And none of this is necessary. There is no physical limit on the availability of the state-issued means of payment as there must be on an intrinsically valuable medium of exchange. There is no reason, whether on the grounds of efficiency or prudence, why those who have earned or otherwise legitimately acquired the ability to make payments should not hold the state-issued means of payment directly, rather than in the form of promises from banks. This is the key paradigm shift.
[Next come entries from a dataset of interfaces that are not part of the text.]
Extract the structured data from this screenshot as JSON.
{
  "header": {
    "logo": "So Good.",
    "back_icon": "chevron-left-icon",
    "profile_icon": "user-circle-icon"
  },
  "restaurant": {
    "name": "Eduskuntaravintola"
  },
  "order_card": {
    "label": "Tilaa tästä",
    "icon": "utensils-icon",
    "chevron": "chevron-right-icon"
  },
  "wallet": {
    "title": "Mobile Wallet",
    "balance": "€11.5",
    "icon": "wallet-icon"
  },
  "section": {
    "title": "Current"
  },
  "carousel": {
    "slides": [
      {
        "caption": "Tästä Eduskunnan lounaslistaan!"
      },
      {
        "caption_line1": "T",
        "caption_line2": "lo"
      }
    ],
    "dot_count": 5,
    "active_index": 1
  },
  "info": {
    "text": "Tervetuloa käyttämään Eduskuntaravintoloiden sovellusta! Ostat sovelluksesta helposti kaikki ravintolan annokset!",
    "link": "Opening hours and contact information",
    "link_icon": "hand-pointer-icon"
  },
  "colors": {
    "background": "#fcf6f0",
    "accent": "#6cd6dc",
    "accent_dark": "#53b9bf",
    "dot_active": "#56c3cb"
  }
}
The fractional reserve banking system with its administrative and regulatory overheads is designed for a world which no longer exists and which hasn’t existed since 1971 when Nixon uncoupled the US dollar from gold and states consequently abandoned the Bretton Woods system of fixed exchange rates. Until then there were constraints imposed by the availability of gold to back the dollar on the ability of sovereign states to issue their own currency at a fixed exchange rate against the dollar. Since then, although those constraints have been lifted, the central banks of sovereign states have failed to take the lead and left it to private enterprise banks to issue their own currency by expanding their balance sheets, a technical term which simply means creating deposits, promises by the bank (its liabilities) to make payments on the deposit holder’s behalf, in exchange for loans, being promises by the deposit holder (assets of the bank) to make payments to the bank equal to those promised by the bank, plus interest.
The reform that is appropriate for today’s world is not more regulation of banks’ balance sheets but removal from the banks to the payers themselves of the means for final settlement of the payments they make. And that is the reform proposed by Positive Money.
Under the Positive Money proposals, a person’s current account will constitute a legal claim on a fund held at the Bank of England for the purpose of settling payments, and a payment by that person will consist of the transfer of that claim, via the processes administered by that person’s bank, to the payee. The Bank of England fund will contain one pound for every pound that is entitled to be spent, whether or not the entitled owner intends to spend it now, sometime or never. There will be no daily scramble, as at present, to ensure that banks have sufficient funds available for spending to settle the amounts that customers wish to spend. Every customer has their own fund from which their spending is financed.
The primary responsibility of banks will no longer be to ensure that they have sufficient liquidity to settle customers’ payments, but to persuade customers who do not intend to make in the near future all of the payments to which they are entitled to make instead their unused money available for lending to others.
But isn’t that what we thought banks did all along, before we found out the truth?